Records contained in a dataset

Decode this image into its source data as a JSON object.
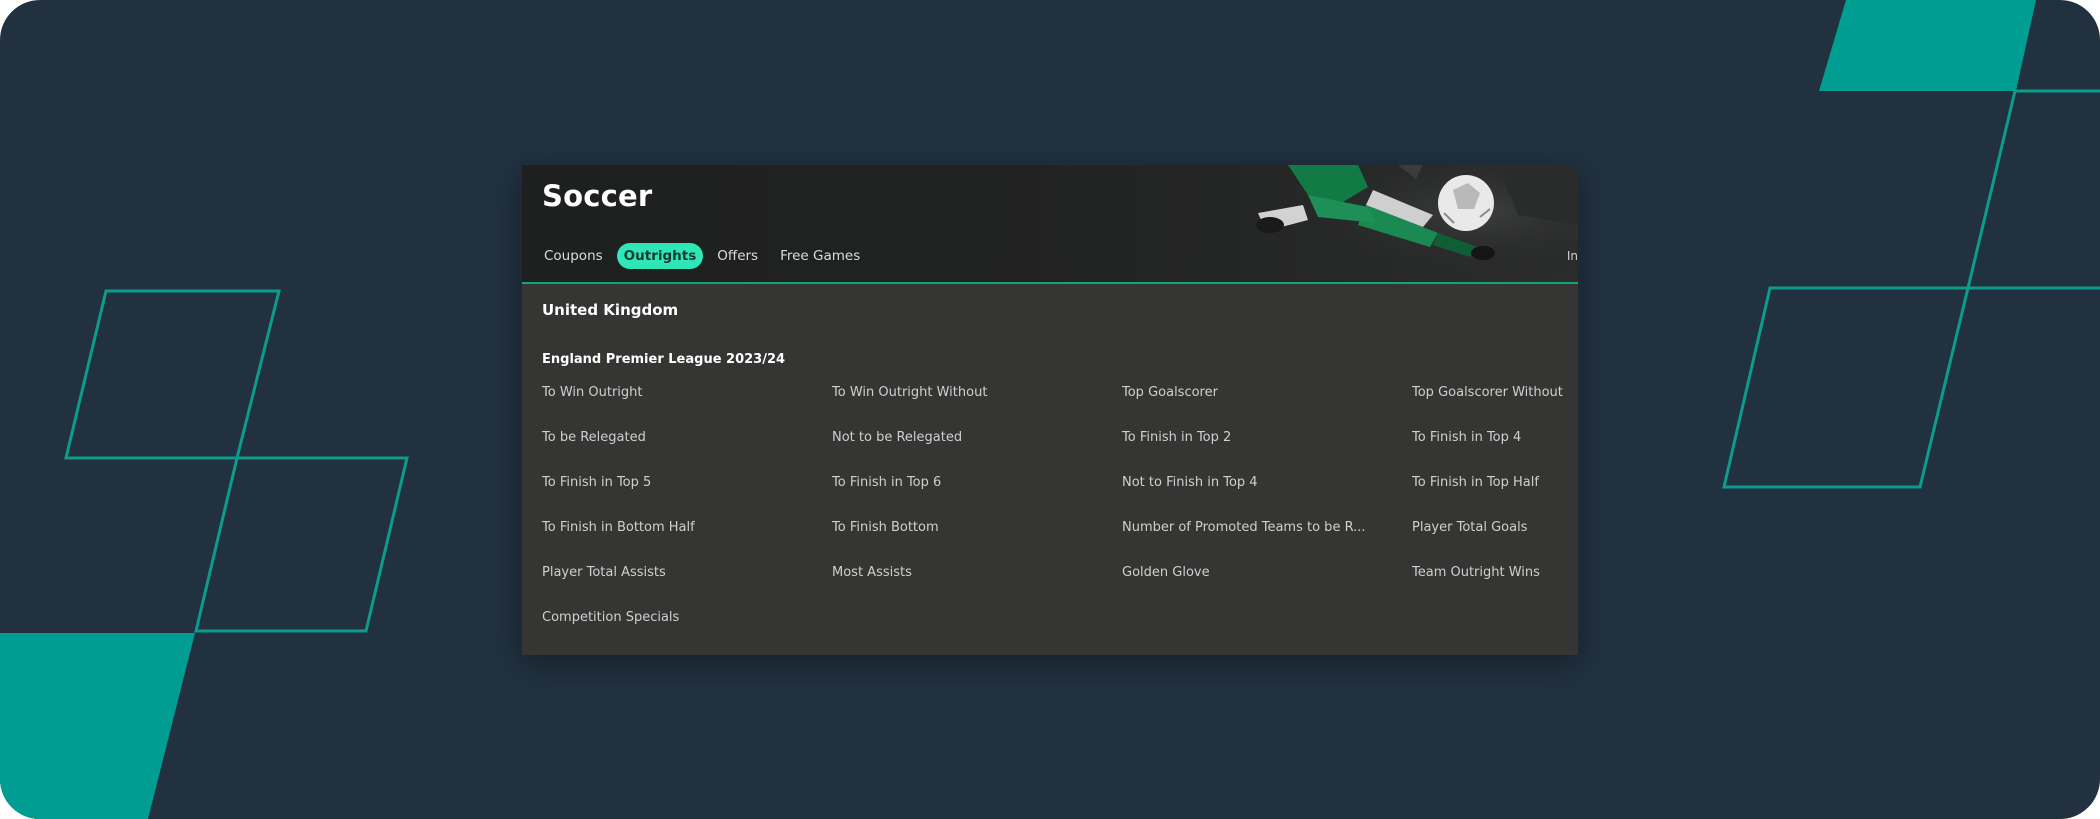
{
  "colors": {
    "background": "#213140",
    "accent": "#009e92",
    "card": "#353634",
    "active_tab": "#2ee6b6"
  },
  "sport": {
    "title": "Soccer",
    "tabs": [
      {
        "label": "Coupons",
        "active": false
      },
      {
        "label": "Outrights",
        "active": true
      },
      {
        "label": "Offers",
        "active": false
      },
      {
        "label": "Free Games",
        "active": false
      }
    ],
    "overflow_tab": "In"
  },
  "region": "United Kingdom",
  "league": "England Premier League 2023/24",
  "markets": [
    "To Win Outright",
    "To Win Outright Without",
    "Top Goalscorer",
    "Top Goalscorer Without",
    "To be Relegated",
    "Not to be Relegated",
    "To Finish in Top 2",
    "To Finish in Top 4",
    "To Finish in Top 5",
    "To Finish in Top 6",
    "Not to Finish in Top 4",
    "To Finish in Top Half",
    "To Finish in Bottom Half",
    "To Finish Bottom",
    "Number of Promoted Teams to be R...",
    "Player Total Goals",
    "Player Total Assists",
    "Most Assists",
    "Golden Glove",
    "Team Outright Wins",
    "Competition Specials"
  ],
  "icons": {
    "hero": "soccer-player-image"
  }
}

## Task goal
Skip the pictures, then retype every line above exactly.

## Exercise solution
Decode this image into its source data as a JSON object.
{
  "colors": {
    "background": "#213140",
    "accent": "#009e92",
    "card": "#353634",
    "active_tab": "#2ee6b6"
  },
  "sport": {
    "title": "Soccer",
    "tabs": [
      {
        "label": "Coupons",
        "active": false
      },
      {
        "label": "Outrights",
        "active": true
      },
      {
        "label": "Offers",
        "active": false
      },
      {
        "label": "Free Games",
        "active": false
      }
    ],
    "overflow_tab": "In"
  },
  "region": "United Kingdom",
  "league": "England Premier League 2023/24",
  "markets": [
    "To Win Outright",
    "To Win Outright Without",
    "Top Goalscorer",
    "Top Goalscorer Without",
    "To be Relegated",
    "Not to be Relegated",
    "To Finish in Top 2",
    "To Finish in Top 4",
    "To Finish in Top 5",
    "To Finish in Top 6",
    "Not to Finish in Top 4",
    "To Finish in Top Half",
    "To Finish in Bottom Half",
    "To Finish Bottom",
    "Number of Promoted Teams to be R...",
    "Player Total Goals",
    "Player Total Assists",
    "Most Assists",
    "Golden Glove",
    "Team Outright Wins",
    "Competition Specials"
  ],
  "icons": {
    "hero": "soccer-player-image"
  }
}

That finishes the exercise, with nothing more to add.